For example, imagine a guest checking in after a long journey, tired and eager to relax. The front desk clerk, motivated by an upsell incentive program, aggressively pushes additional services, from spa treatments to room upgrades. The exhausted guest ends up feeling pressured into spending more than they initially intended.

The ethical dilemma here lies in finding the balance between suggesting additional services that genuinely enhance the guest’s experience and pushing services solely for the sake of increasing revenue. It’s a delicate dance, and the wrong steps can lead to a guest’s dissatisfaction. Bottom line: if your staff is “upselling” breakfast at a hotel where it’s already inclusive, I might suggest that you kindly rethink your strategy.

The Gray Area of Loyalty Programs

Now, let’s wade into the murky waters of loyalty programs. On the surface, these programs seem like a win-win for hotels and guests. Guests get perks and discounts for their loyalty, and hotels secure repeat business. However, things can get ethically tricky when hotels start playing games with their loyalty
programs.

For instance, have you ever received an email enticing you to join a hotel’s loyalty program for an exclusive discount, only to discover that the discount barely covers the increased room rate? It’s a classic bait-and-switch maneuver that leaves guests feeling deceived.

In the world of loyalty programs, there’s a fine line between rewarding loyal guests and taking advantage of them. Hotels need to ensure that the benefits they offer through these programs are genuinely valuable to guests and not just clever marketing tactics to inflate room rates.

Navigating the Ethical Maze of Revenue Management

In the complex world of hotel revenue management, ethical dilemmas are bound to arise. The pursuit of profit, while important, should never come at the expense of honesty, transparency, and guest satisfaction. Ultimately, it’s essential to take a step back and reflect on our work, ensuring that it contributes positively to society rather than becoming a drain on trust and ethical standards.

Remember, ethical revenue management is not a hindrance to success; it’s a pathway to sustainable, long-term success. By avoiding the dark side of revenue management and embracing ethical practices, you can build a reputation for trustworthiness and integrity in the hotel industry.

Plus, you just might sleep better at night.

Originally published by HotelExecutive

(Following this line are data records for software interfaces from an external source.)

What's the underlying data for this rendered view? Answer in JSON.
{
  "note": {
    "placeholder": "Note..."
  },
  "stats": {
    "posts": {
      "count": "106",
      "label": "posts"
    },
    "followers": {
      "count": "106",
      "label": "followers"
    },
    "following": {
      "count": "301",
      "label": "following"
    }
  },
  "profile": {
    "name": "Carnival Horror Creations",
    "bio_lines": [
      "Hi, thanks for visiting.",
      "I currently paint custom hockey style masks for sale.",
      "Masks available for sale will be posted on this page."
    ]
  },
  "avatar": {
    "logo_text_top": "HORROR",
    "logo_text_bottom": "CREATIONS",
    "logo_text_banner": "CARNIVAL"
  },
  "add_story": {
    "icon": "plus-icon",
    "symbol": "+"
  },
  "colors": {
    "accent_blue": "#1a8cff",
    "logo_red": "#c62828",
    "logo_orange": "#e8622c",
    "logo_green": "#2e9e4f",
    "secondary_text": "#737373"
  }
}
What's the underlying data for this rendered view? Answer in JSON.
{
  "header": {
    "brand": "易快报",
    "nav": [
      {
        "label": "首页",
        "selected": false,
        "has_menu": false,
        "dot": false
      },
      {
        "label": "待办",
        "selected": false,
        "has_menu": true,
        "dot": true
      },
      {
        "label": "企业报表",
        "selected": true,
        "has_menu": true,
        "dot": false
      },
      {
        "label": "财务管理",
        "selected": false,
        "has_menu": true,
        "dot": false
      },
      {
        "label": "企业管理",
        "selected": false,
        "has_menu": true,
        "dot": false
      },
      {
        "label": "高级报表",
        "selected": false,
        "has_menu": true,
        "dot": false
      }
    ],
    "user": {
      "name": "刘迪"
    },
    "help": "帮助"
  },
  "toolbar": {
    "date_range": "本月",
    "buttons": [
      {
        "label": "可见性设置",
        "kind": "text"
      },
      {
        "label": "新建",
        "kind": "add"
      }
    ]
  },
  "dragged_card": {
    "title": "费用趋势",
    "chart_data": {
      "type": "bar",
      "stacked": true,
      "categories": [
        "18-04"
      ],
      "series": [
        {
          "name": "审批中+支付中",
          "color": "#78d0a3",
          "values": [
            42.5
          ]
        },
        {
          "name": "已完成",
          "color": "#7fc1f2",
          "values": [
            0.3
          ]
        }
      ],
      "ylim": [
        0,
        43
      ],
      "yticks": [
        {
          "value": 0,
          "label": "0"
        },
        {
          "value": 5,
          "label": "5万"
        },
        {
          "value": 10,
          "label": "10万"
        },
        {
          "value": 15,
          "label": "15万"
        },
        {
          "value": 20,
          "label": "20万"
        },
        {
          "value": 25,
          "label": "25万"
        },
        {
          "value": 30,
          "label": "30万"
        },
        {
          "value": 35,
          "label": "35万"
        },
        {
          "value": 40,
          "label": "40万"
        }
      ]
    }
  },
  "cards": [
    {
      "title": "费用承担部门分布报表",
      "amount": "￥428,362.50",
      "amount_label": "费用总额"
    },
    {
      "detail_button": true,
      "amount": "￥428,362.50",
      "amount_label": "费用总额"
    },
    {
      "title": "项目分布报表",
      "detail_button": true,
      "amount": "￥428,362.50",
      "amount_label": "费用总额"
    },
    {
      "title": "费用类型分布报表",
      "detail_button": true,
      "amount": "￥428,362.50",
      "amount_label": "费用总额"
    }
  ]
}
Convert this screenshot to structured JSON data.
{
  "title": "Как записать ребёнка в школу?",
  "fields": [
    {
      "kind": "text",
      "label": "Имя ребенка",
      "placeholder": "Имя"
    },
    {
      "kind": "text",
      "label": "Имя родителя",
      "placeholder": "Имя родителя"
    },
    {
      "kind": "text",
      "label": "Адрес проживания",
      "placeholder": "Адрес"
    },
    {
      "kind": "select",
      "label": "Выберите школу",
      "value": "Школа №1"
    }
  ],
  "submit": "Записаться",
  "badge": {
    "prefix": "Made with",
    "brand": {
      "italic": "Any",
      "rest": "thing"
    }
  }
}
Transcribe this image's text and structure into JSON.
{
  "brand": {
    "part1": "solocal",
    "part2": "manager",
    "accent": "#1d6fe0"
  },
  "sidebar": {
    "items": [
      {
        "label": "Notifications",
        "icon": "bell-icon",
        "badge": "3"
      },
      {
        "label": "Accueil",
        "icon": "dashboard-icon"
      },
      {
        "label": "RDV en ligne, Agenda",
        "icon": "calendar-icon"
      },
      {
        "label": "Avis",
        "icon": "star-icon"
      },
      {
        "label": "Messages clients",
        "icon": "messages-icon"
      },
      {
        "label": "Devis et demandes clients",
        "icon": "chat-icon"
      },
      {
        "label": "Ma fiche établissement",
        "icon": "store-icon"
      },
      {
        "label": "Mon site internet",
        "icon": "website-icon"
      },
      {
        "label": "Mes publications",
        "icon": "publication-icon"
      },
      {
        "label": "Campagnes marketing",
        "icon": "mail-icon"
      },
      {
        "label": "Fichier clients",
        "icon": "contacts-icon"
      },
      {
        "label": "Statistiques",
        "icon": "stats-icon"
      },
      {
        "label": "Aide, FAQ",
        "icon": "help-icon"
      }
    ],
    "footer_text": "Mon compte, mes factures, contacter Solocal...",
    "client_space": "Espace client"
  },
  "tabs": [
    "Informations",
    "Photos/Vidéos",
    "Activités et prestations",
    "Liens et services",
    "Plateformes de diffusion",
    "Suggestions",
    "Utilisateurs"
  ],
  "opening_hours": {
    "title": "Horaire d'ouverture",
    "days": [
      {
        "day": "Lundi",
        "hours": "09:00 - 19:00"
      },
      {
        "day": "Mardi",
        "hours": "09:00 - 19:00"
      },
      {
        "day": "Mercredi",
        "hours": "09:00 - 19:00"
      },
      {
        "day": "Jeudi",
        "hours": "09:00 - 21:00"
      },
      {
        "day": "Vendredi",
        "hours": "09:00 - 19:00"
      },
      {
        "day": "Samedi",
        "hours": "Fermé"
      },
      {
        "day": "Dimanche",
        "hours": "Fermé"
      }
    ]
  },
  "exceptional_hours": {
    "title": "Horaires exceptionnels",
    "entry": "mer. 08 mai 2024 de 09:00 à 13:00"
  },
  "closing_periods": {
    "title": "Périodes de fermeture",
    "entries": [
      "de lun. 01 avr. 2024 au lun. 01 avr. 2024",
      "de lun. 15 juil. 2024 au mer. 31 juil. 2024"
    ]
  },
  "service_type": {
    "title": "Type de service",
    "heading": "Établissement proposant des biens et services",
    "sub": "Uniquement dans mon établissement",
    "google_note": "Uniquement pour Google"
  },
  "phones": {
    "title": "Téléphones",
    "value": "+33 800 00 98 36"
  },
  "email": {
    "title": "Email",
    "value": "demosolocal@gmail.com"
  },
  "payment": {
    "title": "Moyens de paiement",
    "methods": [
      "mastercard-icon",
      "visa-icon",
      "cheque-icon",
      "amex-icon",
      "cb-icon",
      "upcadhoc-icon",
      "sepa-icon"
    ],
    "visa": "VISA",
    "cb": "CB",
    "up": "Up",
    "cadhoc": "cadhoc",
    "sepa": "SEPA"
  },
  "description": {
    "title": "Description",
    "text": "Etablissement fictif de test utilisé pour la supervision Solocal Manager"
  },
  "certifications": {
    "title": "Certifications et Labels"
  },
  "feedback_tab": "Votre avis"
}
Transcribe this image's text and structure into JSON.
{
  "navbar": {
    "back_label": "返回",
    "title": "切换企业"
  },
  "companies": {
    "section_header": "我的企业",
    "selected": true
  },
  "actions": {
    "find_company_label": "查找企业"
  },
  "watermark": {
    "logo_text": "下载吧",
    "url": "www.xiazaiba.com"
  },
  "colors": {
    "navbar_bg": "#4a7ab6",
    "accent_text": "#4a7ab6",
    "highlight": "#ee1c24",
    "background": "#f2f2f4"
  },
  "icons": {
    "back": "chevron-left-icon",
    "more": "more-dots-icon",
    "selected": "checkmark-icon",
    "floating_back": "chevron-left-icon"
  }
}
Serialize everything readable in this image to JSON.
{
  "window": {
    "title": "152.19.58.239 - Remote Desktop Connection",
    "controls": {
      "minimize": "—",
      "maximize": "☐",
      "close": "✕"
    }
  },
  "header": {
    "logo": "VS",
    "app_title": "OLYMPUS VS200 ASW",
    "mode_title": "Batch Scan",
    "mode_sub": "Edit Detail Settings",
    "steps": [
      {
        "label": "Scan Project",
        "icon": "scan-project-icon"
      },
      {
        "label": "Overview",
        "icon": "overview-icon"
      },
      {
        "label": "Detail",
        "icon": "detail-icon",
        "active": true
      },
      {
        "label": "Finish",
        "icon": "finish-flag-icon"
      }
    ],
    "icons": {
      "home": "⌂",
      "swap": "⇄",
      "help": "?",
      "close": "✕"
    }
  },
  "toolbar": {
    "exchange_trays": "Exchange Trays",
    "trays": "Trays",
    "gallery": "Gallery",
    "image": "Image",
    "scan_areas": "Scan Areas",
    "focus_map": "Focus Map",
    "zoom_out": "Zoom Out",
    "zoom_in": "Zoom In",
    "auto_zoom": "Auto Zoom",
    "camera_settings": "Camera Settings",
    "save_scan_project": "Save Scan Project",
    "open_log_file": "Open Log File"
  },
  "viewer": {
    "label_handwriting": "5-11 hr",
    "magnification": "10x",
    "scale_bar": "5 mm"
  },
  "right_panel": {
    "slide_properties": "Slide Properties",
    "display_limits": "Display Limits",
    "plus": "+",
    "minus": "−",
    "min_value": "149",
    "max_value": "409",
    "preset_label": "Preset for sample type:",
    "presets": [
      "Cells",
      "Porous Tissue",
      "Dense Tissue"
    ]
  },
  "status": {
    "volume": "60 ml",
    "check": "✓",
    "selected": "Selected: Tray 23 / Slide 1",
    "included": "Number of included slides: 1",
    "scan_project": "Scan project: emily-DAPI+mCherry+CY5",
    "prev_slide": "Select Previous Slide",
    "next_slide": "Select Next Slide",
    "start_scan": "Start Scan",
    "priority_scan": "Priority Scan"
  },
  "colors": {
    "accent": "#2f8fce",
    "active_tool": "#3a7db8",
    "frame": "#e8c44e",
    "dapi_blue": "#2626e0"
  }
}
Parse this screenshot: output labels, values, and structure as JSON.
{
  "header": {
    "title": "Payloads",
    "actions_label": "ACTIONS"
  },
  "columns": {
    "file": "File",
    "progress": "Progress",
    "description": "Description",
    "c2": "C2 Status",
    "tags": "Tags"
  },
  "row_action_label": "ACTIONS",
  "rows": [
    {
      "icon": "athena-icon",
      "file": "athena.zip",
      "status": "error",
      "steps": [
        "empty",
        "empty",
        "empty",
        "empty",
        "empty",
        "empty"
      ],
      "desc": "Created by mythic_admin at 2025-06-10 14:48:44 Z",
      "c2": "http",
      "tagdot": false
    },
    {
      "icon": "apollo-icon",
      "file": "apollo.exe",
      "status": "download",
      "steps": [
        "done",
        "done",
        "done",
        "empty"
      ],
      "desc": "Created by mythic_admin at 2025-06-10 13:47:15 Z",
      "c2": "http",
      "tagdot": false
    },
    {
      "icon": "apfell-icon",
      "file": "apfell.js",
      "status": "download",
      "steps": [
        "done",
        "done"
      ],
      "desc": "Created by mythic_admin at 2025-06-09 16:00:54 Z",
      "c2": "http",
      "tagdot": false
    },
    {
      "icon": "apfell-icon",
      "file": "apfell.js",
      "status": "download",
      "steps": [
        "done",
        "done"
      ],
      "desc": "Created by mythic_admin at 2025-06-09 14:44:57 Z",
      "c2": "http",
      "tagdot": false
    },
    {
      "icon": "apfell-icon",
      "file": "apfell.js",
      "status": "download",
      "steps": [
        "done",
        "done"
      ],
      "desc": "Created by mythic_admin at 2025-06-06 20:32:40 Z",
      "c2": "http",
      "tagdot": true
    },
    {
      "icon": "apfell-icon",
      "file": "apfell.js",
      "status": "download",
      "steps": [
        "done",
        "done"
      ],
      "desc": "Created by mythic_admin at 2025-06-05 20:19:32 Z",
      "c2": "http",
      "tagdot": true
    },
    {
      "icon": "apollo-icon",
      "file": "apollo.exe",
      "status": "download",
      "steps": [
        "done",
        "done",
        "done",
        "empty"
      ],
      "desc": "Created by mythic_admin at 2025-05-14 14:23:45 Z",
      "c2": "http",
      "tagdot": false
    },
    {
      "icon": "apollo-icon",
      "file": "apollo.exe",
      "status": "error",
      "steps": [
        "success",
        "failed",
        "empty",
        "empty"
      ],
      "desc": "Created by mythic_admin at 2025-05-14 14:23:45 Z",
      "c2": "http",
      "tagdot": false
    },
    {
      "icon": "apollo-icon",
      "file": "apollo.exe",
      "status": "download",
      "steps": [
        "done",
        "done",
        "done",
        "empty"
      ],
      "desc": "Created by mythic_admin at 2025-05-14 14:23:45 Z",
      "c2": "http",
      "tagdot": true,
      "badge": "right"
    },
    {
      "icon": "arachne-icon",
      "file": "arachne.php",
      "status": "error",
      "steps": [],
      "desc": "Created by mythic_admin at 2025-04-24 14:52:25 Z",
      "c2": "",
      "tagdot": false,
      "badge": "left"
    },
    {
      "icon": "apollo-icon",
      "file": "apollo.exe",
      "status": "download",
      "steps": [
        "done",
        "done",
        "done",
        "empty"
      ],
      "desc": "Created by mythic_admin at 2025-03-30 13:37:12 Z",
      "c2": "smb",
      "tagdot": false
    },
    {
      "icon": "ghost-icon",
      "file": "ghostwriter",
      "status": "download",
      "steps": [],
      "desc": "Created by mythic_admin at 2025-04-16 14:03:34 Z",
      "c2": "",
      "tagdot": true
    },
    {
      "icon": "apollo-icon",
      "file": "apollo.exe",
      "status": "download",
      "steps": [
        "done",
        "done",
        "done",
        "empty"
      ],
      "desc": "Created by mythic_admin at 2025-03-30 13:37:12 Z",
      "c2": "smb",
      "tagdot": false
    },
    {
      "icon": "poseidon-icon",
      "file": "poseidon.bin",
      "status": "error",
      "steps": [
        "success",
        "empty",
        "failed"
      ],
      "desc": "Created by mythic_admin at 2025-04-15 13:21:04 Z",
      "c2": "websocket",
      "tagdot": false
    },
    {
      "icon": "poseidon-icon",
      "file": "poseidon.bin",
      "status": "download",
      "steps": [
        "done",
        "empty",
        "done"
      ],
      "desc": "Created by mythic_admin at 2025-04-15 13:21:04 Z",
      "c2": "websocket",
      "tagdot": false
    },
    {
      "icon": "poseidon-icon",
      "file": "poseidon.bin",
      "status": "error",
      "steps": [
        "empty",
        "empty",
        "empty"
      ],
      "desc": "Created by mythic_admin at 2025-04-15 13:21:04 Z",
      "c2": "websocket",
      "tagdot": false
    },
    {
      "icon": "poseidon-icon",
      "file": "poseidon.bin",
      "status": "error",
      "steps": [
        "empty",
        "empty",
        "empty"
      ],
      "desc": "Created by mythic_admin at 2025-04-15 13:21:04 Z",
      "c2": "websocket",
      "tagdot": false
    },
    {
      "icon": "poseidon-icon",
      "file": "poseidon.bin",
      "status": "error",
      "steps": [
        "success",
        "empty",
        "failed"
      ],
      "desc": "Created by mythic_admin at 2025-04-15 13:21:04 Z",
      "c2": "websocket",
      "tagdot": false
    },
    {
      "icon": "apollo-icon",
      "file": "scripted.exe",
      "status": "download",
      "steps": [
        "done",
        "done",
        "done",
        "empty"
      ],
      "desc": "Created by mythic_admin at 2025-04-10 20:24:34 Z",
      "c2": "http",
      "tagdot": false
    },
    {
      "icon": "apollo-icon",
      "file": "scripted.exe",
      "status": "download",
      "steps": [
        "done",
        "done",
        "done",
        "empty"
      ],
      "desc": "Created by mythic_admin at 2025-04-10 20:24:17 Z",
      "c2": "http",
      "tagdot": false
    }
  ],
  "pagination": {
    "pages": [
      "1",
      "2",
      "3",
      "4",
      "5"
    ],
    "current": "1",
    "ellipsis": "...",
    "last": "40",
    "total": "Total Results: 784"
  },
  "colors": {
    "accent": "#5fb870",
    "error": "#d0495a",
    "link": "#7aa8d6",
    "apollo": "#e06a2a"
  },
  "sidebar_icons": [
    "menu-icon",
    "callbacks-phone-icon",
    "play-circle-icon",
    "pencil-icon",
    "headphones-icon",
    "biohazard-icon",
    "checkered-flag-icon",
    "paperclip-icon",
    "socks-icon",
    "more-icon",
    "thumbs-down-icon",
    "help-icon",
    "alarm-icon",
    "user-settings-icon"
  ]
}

About the author

Connor Vanderholm

Connor Vanderholm the Founder and CEO of Topline and a revenue management consultant for Cayuga Hospitality Consultants. As the founder of Topline, he focuses on topline revenue growth while supporting a portfolio hotels with revenue management strategy and task force, plus built a rate shopping tool for business transient. With extensive experience working for Hilton, Marriott, Aimbridge, and Hersha before forming Topline, Connor has been trained by hotel industry leaders. Connor holds a Bachelor’s degree in Business Administration from BYU-Idaho and an MBA from WGU. Connor hold  revenue management certifications from Hilton, Marriott, and IHG and has been published in Hotel Tech Report, Oaky, and Hotel Executive Magazine.


Contact Us
Share

Related Articles & Case Studies

Larry Spelts
Sales, Marketing & Revenue Management

How to Price Buy-Outs of Smaller Hotels in Leisure Markets

By Larry Spelts May 15, 2024

Small properties (one hundred rooms or less), especially upper-upscale and luxury boutique hotels in destination markets that are principally leisure with higher...

Read More
Debbie Miller
Hotels
Sales, Marketing & Revenue Management

5 Practical Ways to Create Instagrammable Spaces in Your Hotel

By Debbie Miller May 8, 2024

In the age of social media dominance, providing an experience that’s not only memorable but also shareable is crucial for attracting and...

Read More
Mandy Murry
Hotels

The Next Achievement in Hotels: Quiet Luxury

By Mandy Murry May 1, 2024

“IFYKYK” is the unspoken acronym for quiet luxury. It has sprawled beyond HBO’s ‘Succession’ fashion and is now very much the center...

Read More

Enquire Now

Trusted By